Yes! You can!
One of the reasons you got a family dog was the enticing thought of outings - to the pub, the cafe, the beach, forest parks … What could be nicer than enjoying a walk in beautiful scenery, and ending the visit in congenial surroundings with everyone tucking in to good food and drink?
But the reality arrived in your fluffy bundle of puppyness, and you soon discovered that your family dog had other ideas about how life should work!
So you may have a dog who’s ebullient, boisterous, loves everyone, and you feel you can’t inflict that on a pubful of people wanting a peaceful refreshment stop.
Or maybe your dog is reactive - shy, anxious, “aggressive” - and struggles to be in the same space as strange people and - worse - their strange dogs.
Your ideas of family outings with your dog have been put on hold for an indefinite period, until … until what? Until he gets to age 11 and calms down a bit? Until he suddenly decides he’s no longer afraid of people and dogs? Until he’s able to pass a dog on the path without a meltdown?
You could be waiting a long time!
So let’s speed this up - a lot.
A portable parking spot
One game all dogs should learn is how to relax on their mat.

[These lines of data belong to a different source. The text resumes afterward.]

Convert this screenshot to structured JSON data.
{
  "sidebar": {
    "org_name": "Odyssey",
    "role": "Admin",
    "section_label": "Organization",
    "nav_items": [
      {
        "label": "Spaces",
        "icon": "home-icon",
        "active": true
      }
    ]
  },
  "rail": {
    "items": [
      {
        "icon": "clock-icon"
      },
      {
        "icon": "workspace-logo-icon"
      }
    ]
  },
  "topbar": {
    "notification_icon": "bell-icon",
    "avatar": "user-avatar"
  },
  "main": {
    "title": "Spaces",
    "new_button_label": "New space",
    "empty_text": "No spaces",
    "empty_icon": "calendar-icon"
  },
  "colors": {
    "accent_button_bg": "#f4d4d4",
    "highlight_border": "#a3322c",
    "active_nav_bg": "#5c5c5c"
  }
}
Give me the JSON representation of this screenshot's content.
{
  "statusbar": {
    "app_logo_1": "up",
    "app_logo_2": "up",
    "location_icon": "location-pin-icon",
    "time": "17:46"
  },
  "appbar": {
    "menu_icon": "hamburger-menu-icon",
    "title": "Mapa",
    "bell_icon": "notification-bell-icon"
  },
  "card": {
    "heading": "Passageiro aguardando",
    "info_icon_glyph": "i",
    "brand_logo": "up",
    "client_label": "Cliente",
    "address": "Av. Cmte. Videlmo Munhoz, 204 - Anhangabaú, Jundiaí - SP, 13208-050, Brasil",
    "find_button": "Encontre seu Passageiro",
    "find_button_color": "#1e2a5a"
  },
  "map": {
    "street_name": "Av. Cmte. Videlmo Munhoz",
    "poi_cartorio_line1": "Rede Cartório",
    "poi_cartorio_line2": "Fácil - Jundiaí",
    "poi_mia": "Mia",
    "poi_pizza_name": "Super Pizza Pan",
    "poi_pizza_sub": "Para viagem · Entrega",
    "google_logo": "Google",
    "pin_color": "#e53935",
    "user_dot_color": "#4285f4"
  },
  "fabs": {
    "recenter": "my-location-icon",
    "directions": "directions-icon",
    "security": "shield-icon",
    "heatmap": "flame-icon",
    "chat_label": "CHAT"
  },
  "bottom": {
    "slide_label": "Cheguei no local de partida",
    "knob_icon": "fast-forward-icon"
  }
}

Once your dog knows that if the mat is on the floor, then he should be on it, calmly waiting for you to reward him for staying there, then you can consider going out to places.
I can’t tell you the number of students who have found this skill so useful - at home, when friends visit, in cafes, on trains, on buses, at training class, on holiday, at the shops, at friends’ houses, at the vet’s - the list is endless.
If you’re starting with a puppy, so much the better. This can all be part of her valuable socialisation program.
“We thought about delaying getting our new German Shepherd puppy because we had already arranged a short holiday with friends. Our breeder persuaded us that we shouldn’t wait and that a holiday was an ideal time to have our puppy bond with us. So we collected our 8 week old puppy and spent 2 weeks getting to know one another, then headed off with our friends by car and then ferry to the Isle of Skye. Before she was 11 weeks old, puppy Elva had been in the car, on a train, and on a ferry - and she took it all in her stride. People might worry about meeting enough people in the important socialisation phase in a puppy’s life but everywhere we went, she was a people-magnet with everyone wanting to pet her. She loved all the attention and we loved that she was interacting with so many people!
I’d had concerns about travelling with a puppy but we’d started crate training right away. Our travel crate was invaluable in the car and a great place for a tired puppy while we went out for dinner with our friends. By evening, she was more than happy to sleep quietly in her crate until we came back.”
Amanda and Elva, German Shepherd puppy
And Ellen travelled a lot with her Border Collie pup Selkie, even at only four months!
“The games have helped greatly with making puppy trips easier and laying the foundations of good communication. She's particularly great on her mat on buses, trains and in pubs!
Mat is King!
So matwork will get you part of the way there - and may be all you need for your excitable dog. You also have to make life as easy as possible for your worried dog.
For this you need to work on techniques and strategies to help him adjust to our world - there are plenty here to get started on at Brilliant Family Dog
And the most important thing for your reactive dog is distance. So a good place to start would be an establishment with a large, open, garden where you can get away from other people and be out of their way. If you go to a crowded place and your dog surprises you by being “fine” with all the busyness, think again. It’s more likely that your dog is exhibiting a learned helplessness - he can’t escape, it’s all too stressful, so he shuts down and waits for it all to be over.
So heading off on this type of outing can only be done when you know there’s a good chance that with all your preparatory training, your dog will be able to cope.
Either way, you need to plan this trip!
Here’s a wonderful example of just how effective this can be, from Kerina, one of the students on From Growly Dog to Confident Dog
“We had aimed to go to the pub today and had it planned out to the letter. If either of the dogs got too stressed we wouldn’t stay for lunch, just a drink. We plotted the route yesterday.
I was prepared, had packed toys for the dogs, frozen kongs, coolmat for Spud and blanket for Robin, water from home and some kibble and treats. We chose a table that was at the side, right by the river, and both dogs settled.”
Later the dogs enjoyed more of their river walk and a swim. They couldn’t have had such fun from the day without the thought Kerina and her sister put into it.
It didn’t take much to take all this stuff with them - think how much a toddler’s family has to pack for a couple of hours! - but it paid off many times over.
An important part of Kerina’s plan was to abort the trip if things weren’t going well. Always be ready to get out of Dodge. If your dog is stressed it’s not going to be much fun for any of you. And if your dog’s having an exciting walk, with lots of running and sniffing, be sure to factor in plenty of downtime. That’s when those prepared foodtoys and the mat come into their own.
So get everything ready, do all the training first, plan a trip, plan your exit strategy, and enjoy the family outings you were so looking forward to when you decided to get a dog to share your life.
Yes, it can happen.
You’ll find a week’s worth of tips for calm walks and outings here in this free Workshop!